After watching the video I looked up the woman behind the assume dance moves and ridiculously smooth signs. Her name is Holly Maniatty, a professional ASL interpreter who has made somewhat of a name for herself as being one of the best concert and festival interpreters around. And for good reason. The amount of time and effort she puts into researching an upcoming show is nothing short of awe inspiring. According to her own estimates, she spends around 50 to 100 hours researching the entire catalog of work of whatever musician she is working with. Along with that, she has to study the movements and style of each artists as well and tries her best to mimic it for the benefit of those watching her when not watching the artist him or her self. She describes it best here:
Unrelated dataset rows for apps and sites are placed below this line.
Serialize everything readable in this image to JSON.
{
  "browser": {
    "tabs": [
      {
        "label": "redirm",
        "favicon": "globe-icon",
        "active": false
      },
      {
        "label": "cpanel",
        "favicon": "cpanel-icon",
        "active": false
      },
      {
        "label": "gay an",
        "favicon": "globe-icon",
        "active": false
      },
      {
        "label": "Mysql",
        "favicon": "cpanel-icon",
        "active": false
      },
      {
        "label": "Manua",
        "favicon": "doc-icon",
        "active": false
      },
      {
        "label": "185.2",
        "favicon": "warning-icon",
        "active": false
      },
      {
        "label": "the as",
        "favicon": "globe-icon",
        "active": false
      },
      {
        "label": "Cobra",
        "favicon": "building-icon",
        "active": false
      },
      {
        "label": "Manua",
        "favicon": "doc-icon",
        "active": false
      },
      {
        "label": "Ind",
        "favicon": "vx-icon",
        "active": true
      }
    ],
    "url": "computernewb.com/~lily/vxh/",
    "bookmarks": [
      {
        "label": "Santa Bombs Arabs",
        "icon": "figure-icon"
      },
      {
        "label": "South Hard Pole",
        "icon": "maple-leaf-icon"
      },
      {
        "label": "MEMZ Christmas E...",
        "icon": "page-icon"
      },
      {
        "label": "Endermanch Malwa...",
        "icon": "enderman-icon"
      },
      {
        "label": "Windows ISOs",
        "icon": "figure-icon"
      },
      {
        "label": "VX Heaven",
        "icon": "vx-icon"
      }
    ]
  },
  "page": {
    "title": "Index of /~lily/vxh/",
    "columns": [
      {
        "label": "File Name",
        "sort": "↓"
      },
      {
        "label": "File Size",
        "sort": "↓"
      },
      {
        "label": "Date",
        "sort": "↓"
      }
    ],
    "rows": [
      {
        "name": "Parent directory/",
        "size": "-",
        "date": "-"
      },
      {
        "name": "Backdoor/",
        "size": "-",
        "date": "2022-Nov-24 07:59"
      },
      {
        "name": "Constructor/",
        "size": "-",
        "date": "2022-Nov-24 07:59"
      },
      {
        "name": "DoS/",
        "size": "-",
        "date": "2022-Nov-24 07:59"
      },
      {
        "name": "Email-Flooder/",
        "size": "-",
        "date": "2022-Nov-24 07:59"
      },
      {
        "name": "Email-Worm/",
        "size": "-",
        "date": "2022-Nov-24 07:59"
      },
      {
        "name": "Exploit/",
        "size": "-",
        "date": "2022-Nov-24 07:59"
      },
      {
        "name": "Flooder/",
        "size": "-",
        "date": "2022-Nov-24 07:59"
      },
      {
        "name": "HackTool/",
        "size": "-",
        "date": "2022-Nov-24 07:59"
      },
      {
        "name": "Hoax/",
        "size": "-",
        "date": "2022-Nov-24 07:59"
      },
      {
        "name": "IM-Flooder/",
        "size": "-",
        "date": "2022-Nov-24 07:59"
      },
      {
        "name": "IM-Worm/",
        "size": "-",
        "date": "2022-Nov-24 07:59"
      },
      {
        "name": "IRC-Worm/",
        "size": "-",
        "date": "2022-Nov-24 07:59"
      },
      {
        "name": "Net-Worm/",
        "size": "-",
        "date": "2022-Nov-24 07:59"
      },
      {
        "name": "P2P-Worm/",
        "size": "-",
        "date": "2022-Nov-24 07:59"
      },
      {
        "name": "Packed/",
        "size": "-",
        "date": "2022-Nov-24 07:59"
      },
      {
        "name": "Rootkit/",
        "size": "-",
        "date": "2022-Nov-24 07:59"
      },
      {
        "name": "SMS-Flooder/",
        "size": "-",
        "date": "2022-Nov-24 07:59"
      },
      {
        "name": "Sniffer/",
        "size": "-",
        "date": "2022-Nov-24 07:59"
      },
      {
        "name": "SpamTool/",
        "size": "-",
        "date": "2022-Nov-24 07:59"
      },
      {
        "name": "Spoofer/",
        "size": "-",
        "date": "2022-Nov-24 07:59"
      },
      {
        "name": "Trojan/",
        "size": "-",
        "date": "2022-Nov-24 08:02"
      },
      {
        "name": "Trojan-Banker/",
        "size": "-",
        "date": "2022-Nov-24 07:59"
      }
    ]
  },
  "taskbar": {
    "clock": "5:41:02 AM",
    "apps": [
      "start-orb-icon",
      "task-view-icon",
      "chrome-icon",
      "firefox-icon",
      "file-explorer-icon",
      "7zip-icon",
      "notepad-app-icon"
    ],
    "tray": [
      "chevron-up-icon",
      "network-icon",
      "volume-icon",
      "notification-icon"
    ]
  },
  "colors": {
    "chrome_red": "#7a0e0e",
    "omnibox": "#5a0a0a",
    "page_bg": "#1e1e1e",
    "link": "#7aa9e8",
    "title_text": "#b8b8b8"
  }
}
“[Eminem] has a very specific body cadence,” she said, “and if you’re able to mimic that, it almost looks like you are him. Jay-Z’s got a big boisterous chest-out way to rap sometimes. So you have to watch the different performers and watch how they move the body because the more genuine you are to their way of presenting themselves as an artist, the more equal of an experience the deaf person is going to have.”
While ASL at concerts and festivals is on the rise, I’m guessing the people don’t pay her anywhere near enough to deserve the kind of professionalism and energy she brings. But I’m glad she does it anyway. She represents a world I want to live in. It’s not enough to accommodate people who aren’t “like us”, they deserve more. We need to change the conceptualization of disabilities to one where they aren’t considered a separate group but instead that their needs are just another challenge that needs to be met when organizing events. We can do it, we just have to try and Holly Maniatty tries. Clearly talented, she is bringing concerts to people who for a long time were left out, not because of their own limitations but because, like me, the concert organizers didn’t stop to think or didn’t bother to ask the hearing impaired whether they wanted in. The organization that Holly works for is called Everyone’s Invited, and it seems like they are ensuring that everyone is. Duh.